Submitted to: Proceedings of the World Water and Environmental Resources Congress
Publication Type: Proceedings
Publication Acceptance Date: 2/15/2006
Publication Date: 5/20/2006
Citation: Colaizzi, P.D., Evett, S.R., Howell, T.A., Tolk, J.A., Li, F. 2006. Evaluation of a two-source energy balance model in an advective environment. In: Proceedings of the World Water and Environmental Resources Congress. Examining the Confluence of Environmental and Water Concerns, May 21-25, 2006, Omaha, Nebraska. 2006 CDROM. Interpretive Summary: Crop water use (termed evapotranspiration, or ET) can be estimated from thermal infrared measurements of surface temperature, meteorological data, and mathematical models. Since surface temperature is a mixture of vegetation and soil temperatures, mathematical models must separate these temperatures in order to accurately estimate total ET. We tested a model for estimating ET using infrared surface temperatures for alfalfa, corn, cotton, grain sorghum, winter wheat, wheat stubble, and bare soil in the windy environment of the Texas Panhandle. The model tended to overestimate ET of crops and surfaces when ET was low (such as when the soil was dry and the crop was sparse), but usually provided accurate estimates of ET when it was high (such as for windy conditions, hot days, and fully grown crops). These results are important because they show that the model is feasible for estimating ET for a number of crops and surfaces in the harsh environment of the US Southern Great Plains; furthermore, the model should continue to be refined to improve its accuracy. Accurate models for estimating regional ET will facilitate water conservation in irrigated agriculture.

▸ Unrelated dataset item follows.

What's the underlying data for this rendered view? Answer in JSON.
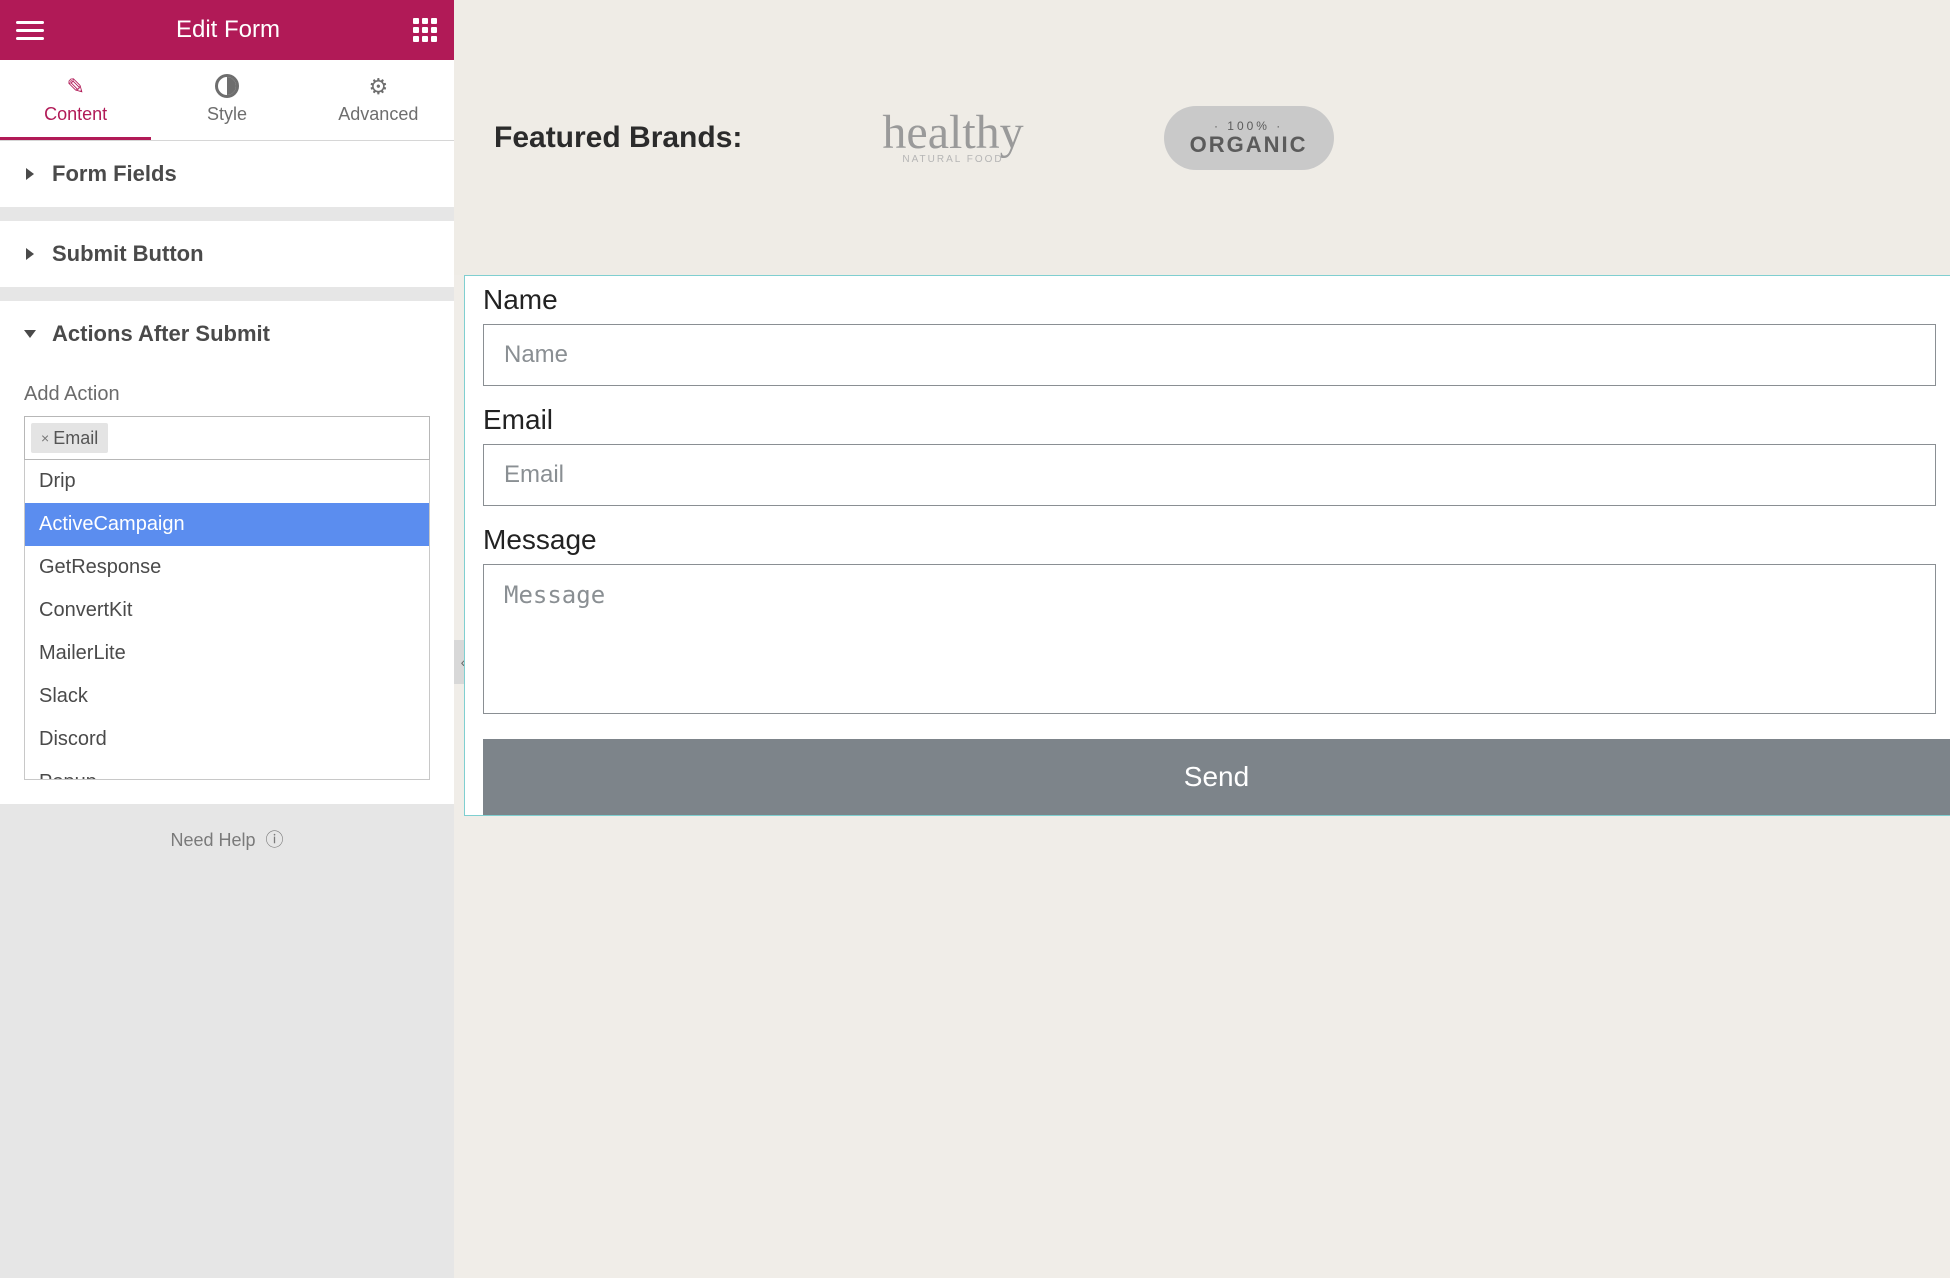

Technical Abstract: A two-source energy balance model (TSEB) was evaluated in terms of latent heat flux (LE) for six crops, wheat stubble, and bare soil in an advective environment, and net radiation (Rn) was modeled both with and without separate transfer characteristics used for visible and near-infrared radiation. Observed (i.e., ground-truth) LE was derived from changes in mass measured by precision weighing lysimeters averaged to 0.5-h, and observed Rn was measured by net radiometers at the lysimeters. Agreement between observed and predicted Rn was not greatly influenced by separation of visible and near-infrared radiation, possibly because constant soil albedo was assumed for visible and near-infrared wavelengths. The TSEB tended to overestimate LE for lower observed LE (< |400| W m-2) by up to 200 W m-2, but relative error improved as observed LE increased and appeared not to be influenced by strong regional advection.